Check each line of the material. Copy those containing "拓展信息".

# # #

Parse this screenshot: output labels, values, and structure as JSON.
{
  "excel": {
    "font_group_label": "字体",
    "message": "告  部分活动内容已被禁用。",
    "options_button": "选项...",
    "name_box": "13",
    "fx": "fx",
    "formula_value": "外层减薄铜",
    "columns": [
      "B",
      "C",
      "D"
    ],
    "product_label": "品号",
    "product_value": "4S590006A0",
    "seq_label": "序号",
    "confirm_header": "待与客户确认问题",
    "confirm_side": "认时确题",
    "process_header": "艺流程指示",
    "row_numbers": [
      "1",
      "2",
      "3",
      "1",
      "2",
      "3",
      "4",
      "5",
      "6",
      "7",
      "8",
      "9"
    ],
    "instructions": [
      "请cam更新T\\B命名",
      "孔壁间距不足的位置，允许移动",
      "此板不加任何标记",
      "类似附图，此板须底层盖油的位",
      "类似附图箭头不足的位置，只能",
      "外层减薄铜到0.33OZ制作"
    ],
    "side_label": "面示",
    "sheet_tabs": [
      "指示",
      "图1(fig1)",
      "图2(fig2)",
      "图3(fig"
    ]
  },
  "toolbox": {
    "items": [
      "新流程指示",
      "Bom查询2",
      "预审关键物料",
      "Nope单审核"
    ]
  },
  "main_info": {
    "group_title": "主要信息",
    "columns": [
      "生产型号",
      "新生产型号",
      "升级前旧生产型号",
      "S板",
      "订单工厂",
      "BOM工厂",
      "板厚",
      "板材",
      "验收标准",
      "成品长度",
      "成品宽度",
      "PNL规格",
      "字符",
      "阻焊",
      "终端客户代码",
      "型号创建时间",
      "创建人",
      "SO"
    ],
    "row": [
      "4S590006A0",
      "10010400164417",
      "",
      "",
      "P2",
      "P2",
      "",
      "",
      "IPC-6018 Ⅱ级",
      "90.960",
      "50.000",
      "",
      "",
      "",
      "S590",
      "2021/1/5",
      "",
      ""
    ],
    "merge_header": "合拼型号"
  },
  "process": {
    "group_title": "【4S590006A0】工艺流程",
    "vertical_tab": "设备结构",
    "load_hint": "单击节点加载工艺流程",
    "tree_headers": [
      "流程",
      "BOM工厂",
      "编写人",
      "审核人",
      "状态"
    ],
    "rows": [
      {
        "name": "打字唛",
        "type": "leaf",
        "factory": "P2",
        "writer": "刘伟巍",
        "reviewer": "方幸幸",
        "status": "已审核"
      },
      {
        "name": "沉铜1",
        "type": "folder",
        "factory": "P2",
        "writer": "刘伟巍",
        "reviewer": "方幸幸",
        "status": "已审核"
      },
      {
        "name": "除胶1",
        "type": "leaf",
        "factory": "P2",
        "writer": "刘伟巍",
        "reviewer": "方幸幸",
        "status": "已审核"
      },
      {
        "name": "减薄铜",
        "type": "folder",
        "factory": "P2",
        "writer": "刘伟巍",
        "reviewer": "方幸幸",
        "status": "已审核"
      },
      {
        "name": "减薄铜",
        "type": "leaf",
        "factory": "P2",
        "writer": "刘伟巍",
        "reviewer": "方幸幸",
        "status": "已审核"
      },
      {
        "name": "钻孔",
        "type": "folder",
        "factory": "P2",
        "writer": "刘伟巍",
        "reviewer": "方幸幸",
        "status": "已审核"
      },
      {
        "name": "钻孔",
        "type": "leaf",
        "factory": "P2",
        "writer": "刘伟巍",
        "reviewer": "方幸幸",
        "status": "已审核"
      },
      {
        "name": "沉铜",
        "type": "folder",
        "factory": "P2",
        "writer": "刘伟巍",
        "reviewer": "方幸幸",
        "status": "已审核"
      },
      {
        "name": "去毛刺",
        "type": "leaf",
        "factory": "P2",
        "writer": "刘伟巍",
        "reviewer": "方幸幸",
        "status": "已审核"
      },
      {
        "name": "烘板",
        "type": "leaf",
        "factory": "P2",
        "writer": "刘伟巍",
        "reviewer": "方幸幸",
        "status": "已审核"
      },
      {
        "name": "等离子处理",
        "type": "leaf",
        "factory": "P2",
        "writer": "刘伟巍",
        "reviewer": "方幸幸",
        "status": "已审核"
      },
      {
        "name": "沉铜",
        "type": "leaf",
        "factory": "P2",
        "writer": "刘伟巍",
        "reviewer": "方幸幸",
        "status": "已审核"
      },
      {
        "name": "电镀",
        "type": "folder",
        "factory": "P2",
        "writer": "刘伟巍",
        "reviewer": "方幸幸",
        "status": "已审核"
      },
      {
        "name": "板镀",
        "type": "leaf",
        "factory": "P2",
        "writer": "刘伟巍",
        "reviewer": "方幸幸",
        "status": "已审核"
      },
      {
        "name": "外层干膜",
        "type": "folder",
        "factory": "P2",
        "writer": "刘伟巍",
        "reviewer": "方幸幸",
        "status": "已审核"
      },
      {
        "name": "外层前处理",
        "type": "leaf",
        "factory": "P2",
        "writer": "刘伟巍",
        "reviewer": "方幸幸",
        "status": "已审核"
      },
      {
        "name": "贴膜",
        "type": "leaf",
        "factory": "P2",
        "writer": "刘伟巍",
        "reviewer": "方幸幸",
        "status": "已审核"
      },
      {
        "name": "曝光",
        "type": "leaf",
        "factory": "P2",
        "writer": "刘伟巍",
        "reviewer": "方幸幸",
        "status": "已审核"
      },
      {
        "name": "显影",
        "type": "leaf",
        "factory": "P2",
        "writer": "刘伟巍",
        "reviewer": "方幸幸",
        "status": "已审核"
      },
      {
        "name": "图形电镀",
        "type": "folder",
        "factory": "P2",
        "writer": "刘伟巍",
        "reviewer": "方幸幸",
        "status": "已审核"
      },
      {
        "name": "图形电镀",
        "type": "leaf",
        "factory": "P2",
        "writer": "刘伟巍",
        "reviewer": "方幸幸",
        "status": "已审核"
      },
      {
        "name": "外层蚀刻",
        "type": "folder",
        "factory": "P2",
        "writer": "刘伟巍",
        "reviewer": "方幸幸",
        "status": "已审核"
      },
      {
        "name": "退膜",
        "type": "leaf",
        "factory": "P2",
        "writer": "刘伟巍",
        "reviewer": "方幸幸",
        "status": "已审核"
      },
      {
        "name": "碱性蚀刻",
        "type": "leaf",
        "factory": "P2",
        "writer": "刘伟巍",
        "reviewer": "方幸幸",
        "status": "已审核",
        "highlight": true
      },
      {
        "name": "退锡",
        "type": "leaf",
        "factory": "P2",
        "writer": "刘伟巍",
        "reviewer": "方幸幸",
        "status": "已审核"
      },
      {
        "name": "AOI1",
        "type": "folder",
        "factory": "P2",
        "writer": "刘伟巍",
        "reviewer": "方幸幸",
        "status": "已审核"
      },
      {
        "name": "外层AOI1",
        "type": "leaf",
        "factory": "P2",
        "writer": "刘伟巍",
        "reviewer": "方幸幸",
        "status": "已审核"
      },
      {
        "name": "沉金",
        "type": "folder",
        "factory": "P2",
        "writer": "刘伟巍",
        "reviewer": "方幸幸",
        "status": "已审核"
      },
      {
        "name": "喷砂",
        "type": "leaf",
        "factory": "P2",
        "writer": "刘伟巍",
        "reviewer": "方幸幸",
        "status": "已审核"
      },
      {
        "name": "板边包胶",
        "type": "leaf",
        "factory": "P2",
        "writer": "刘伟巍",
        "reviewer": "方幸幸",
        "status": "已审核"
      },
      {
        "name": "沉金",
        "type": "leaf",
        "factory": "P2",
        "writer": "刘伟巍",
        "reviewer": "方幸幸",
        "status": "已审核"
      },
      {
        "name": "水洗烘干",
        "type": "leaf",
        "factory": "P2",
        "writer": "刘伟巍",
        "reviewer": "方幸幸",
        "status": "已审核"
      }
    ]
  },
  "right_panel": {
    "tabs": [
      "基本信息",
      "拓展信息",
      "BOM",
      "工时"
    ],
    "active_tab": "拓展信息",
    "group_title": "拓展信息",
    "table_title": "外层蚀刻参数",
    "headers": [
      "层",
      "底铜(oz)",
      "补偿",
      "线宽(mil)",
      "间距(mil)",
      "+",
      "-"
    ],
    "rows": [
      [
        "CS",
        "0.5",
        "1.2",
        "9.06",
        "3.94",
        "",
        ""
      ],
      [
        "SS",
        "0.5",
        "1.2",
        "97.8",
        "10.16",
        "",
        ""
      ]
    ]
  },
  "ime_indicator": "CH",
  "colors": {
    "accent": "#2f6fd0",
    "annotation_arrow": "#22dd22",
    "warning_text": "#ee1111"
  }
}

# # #

Task result:
      "拓展信息",
    "active_tab": "拓展信息",
    "group_title": "拓展信息",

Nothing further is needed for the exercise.